Friday, July 15, 2011

Magic Painting with Acids and Bases

I've been "on the road" training a bit again this week.  On Monday night I presented on Life Science and Life Cycles here in Marquettte. Wednesday, I presented a variety of simple science experiences in Menominee. One of the many things we ran out of time before we were able to finish was testing for acids and bases with a red cabbage indicator.  So, yesterday, I whipped up a batch of indicator paper with some of the cabbage.
You will need to cut up some red cabbage (purple in color), and place it in some hot water. I prefer to boil the cabbage for a few minutes as this expedites the process. I know that you can allow the cabbage to sit in water, to get the same result; but that takes longer!
Then, strain your cabbage so that you are only left with the colored water. It will be a deep blue/purple color. This cabbage water serves as an indicator for investigating acids and bases. You can just use the liquid, but I wanted to create some indicator strips for dipping into liquids/solutions.  So, I took regular paper and I dipped it in the "purpley" water.

You want to watch the paper to make sure that it gets fully saturated, but at the same time, you don't want to over do it so that the paper rips when you remove it. This is a process that you could easily involve the children in. However, I wanted to make this paper a surprise for my little ones, so I did this while they were napping ;).
 The paper will be very wet. I gently placed it on a towel before setting it on our table outside to dry.  While the paper was drying in the sun..... I had a brilliant idea! (I do come up with my own ideas from time to time). What if instead of cutting the paper into strips, we paint on it with various liquids and solutions to "see what happens?"  So.... We did some magic painting!
I looked to see what I had around that house that I knew would work well. I made up 3 small jars of "paint" One is a solution of baking soda and water (a base), another was lemon juice (citric acid), and the last one is vinegar (acid).

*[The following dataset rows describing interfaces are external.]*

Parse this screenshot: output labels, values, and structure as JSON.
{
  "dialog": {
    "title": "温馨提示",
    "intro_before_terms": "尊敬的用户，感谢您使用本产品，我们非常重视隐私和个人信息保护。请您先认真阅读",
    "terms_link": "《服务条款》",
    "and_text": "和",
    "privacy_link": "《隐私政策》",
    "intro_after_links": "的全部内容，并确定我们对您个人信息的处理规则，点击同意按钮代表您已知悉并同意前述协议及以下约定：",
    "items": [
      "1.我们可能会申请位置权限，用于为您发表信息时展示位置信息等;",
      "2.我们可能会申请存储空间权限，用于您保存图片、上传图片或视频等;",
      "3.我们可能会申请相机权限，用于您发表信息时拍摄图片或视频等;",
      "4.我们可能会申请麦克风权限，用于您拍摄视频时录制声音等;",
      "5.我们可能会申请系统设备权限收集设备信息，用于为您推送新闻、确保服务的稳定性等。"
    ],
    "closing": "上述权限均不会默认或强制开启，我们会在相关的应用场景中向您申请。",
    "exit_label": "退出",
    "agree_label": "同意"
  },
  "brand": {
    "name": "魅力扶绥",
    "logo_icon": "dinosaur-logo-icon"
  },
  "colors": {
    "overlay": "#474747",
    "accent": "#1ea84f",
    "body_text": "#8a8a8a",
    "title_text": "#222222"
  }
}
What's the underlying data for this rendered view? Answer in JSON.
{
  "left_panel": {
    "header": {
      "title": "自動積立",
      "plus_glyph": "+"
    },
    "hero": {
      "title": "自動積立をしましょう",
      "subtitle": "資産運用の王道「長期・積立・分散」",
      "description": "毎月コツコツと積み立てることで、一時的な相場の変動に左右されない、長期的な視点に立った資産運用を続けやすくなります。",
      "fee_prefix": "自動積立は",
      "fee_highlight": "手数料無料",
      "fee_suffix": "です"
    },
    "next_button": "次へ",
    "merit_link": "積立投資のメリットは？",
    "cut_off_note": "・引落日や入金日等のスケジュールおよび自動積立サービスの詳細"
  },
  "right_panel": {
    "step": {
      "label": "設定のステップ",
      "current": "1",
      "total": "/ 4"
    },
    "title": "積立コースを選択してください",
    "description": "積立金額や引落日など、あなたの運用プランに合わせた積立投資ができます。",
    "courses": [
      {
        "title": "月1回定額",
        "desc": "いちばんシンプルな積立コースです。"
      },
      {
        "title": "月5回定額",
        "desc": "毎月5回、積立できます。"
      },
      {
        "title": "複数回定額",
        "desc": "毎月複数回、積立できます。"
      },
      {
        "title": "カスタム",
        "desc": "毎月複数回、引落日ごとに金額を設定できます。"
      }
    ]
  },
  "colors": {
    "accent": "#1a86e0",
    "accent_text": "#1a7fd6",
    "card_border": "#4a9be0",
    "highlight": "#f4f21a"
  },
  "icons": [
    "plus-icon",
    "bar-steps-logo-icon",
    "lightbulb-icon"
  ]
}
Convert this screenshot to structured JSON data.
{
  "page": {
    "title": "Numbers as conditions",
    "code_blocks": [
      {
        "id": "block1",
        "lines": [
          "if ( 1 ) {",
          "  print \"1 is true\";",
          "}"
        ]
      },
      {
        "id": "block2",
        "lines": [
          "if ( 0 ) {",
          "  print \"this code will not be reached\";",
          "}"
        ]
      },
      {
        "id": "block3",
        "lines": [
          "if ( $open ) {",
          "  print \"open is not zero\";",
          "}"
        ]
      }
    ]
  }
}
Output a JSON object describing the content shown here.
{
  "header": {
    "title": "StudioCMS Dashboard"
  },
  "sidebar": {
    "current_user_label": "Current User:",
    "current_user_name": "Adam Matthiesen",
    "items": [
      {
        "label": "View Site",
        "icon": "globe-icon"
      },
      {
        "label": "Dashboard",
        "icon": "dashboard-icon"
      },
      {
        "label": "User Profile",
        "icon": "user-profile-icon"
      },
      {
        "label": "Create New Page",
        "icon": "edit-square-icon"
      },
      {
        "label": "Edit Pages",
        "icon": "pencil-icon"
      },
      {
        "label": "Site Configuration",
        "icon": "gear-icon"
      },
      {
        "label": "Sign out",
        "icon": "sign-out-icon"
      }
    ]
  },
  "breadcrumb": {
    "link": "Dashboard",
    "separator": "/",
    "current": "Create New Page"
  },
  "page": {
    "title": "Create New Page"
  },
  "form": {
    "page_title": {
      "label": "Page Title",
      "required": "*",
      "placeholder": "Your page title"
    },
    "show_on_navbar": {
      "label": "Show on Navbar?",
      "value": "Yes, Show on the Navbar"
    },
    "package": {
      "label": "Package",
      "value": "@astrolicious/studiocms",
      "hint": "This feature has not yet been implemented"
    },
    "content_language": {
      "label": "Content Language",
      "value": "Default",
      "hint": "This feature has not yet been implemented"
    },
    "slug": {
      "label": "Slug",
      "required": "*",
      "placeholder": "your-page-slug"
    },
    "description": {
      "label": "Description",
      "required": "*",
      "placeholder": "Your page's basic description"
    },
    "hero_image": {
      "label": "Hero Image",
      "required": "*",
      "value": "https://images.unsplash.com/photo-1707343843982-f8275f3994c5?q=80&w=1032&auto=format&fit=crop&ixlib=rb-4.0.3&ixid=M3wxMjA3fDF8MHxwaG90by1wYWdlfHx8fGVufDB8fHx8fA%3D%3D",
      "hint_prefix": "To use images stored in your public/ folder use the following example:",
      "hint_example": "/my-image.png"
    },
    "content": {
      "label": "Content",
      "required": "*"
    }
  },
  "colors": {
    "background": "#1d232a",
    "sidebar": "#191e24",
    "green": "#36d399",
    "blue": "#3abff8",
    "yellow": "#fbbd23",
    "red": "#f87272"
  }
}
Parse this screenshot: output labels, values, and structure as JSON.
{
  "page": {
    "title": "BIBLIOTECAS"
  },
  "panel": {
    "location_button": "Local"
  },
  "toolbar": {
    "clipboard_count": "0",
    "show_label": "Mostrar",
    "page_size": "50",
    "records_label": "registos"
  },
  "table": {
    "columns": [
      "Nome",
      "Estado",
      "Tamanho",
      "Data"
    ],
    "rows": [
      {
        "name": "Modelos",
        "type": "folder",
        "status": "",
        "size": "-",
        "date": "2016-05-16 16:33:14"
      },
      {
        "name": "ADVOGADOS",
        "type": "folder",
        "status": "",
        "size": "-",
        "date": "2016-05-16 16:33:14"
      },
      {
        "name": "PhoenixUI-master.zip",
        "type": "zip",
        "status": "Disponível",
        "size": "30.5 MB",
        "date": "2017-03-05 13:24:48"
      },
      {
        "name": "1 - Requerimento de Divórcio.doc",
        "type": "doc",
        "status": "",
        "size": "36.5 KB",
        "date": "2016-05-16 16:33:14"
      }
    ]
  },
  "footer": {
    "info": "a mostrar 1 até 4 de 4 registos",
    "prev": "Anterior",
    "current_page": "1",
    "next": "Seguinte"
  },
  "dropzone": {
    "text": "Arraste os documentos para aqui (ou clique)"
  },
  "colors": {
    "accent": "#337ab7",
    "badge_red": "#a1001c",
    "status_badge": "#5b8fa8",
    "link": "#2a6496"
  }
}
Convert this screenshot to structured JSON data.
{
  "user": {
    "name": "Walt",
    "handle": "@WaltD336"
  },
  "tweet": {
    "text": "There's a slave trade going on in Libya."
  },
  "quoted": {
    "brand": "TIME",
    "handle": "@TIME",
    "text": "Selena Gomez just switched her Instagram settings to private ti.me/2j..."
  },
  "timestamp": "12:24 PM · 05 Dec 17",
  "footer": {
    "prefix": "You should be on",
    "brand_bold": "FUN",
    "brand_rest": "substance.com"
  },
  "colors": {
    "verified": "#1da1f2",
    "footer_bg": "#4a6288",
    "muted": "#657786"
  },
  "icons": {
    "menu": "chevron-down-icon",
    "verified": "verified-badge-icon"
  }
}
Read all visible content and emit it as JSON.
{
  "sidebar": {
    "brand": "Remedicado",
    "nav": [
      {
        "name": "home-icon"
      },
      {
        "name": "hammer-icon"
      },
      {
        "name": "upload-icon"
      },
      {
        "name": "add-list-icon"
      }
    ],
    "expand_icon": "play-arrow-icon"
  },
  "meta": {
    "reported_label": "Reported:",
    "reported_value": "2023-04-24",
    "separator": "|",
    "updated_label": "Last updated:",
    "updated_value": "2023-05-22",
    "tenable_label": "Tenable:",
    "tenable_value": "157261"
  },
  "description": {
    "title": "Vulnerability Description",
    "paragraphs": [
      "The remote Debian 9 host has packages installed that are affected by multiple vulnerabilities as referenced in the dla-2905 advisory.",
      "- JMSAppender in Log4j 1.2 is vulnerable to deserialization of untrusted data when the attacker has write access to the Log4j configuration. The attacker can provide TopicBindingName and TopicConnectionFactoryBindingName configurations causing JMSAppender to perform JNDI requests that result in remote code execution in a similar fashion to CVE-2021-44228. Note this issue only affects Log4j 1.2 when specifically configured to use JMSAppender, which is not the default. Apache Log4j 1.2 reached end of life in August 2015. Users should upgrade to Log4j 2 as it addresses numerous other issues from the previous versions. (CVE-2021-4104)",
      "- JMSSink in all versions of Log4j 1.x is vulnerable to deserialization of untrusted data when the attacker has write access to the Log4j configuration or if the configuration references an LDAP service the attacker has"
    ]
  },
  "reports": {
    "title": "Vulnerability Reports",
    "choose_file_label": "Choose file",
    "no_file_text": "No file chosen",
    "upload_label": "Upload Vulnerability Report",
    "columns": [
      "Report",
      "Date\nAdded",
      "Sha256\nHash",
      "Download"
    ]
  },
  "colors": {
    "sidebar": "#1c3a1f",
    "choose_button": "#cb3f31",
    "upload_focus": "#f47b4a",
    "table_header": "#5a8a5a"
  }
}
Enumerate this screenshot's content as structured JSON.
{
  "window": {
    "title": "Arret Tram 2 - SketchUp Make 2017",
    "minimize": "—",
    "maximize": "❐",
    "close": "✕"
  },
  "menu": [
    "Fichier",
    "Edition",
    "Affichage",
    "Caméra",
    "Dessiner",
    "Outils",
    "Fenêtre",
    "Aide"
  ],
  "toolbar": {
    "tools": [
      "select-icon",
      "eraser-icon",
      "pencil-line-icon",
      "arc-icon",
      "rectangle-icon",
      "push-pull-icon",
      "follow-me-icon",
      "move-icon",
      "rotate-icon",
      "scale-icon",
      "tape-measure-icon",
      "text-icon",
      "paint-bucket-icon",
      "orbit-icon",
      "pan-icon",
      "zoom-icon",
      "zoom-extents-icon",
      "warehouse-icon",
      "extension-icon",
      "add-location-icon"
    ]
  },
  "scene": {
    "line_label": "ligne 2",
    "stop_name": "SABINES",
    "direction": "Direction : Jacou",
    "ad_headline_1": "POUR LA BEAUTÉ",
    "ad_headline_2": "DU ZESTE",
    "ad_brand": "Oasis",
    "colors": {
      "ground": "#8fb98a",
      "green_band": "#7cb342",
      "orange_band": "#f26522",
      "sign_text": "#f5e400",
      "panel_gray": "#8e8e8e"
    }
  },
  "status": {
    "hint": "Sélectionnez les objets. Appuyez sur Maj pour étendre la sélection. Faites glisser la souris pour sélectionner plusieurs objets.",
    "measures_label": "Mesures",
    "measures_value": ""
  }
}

After trying the paper out myself, I decided that it made great testing strips, but the colors for painting on regular paper weren't very vibrant. So...... I grabbed a stack of coffee filters and saturated those with the cabbage juice instead! The filter paper is much more absorbent, and the magic color changes work so much better!

To see the "magic" work, I gave each child a piece of white card stock for under their filters. (On our wooden table, it is hard to see the colors!). They were pleasantly surprised to see that the lemon juice did not produce a yellow paint, but a bright pink one, and the cloudy water turned green on the paper!!! How did that happen? It had to be magic!  The vinegar also turned pink, but was slightly lighter than the lemon juice.

As we painted and painted, I did my best to answer all of the children's questions. Then, I told them how I made the paper and we talked a little bit about acids and bases. (They all remember doing the penny experiment, and they all remember what happens when you mix vinegar and baking soda!) Maybe when they grow up and start learning more about chemistry, they will remember how a "magic" indicator changes acids pink and bases green, and if they don't remember, that's okay too! They sure had fun with their "magic" paper, and I'm sure this will not be the only time we paint with it!

This post was linked up over at:

PreK + K Sharing


Play-based Classroom said...

Wow! This would definitely make science fun! :) You're awesome. Just thought you should know.

Ticia said...

I've had this sitting in my google reader for a couple of days so I can remember to put cabbage on my grocery list.

Meg said...

This is fantastic! What a great way to integrate science and art, Thanks for the idea!

The Adventurer said...

Great idea we are studying acids and bases right now:)

Annette said...

this just looks fun to do. linked it on my blog. (anetintime)

My friend died

 I learned a hell of a lot from Dan Hodgins.  He was mentor, a friend, and a "bone shaker" for many of us in the field of Early Ch...